[Element data from apps and pages]
##############################

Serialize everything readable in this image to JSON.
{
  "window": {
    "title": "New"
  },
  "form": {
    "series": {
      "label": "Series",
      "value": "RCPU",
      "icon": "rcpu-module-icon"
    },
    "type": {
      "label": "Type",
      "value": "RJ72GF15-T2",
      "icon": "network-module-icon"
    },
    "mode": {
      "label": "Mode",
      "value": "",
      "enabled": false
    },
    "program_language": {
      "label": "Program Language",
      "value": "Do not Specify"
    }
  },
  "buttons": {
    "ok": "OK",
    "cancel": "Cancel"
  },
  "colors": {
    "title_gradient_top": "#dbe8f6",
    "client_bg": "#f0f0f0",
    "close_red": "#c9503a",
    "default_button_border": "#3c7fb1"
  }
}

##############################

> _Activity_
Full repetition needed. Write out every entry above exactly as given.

> _Response below_
Serialize everything readable in this image to JSON.
{
  "window": {
    "title": "New"
  },
  "form": {
    "series": {
      "label": "Series",
      "value": "RCPU",
      "icon": "rcpu-module-icon"
    },
    "type": {
      "label": "Type",
      "value": "RJ72GF15-T2",
      "icon": "network-module-icon"
    },
    "mode": {
      "label": "Mode",
      "value": "",
      "enabled": false
    },
    "program_language": {
      "label": "Program Language",
      "value": "Do not Specify"
    }
  },
  "buttons": {
    "ok": "OK",
    "cancel": "Cancel"
  },
  "colors": {
    "title_gradient_top": "#dbe8f6",
    "client_bg": "#f0f0f0",
    "close_red": "#c9503a",
    "default_button_border": "#3c7fb1"
  }
}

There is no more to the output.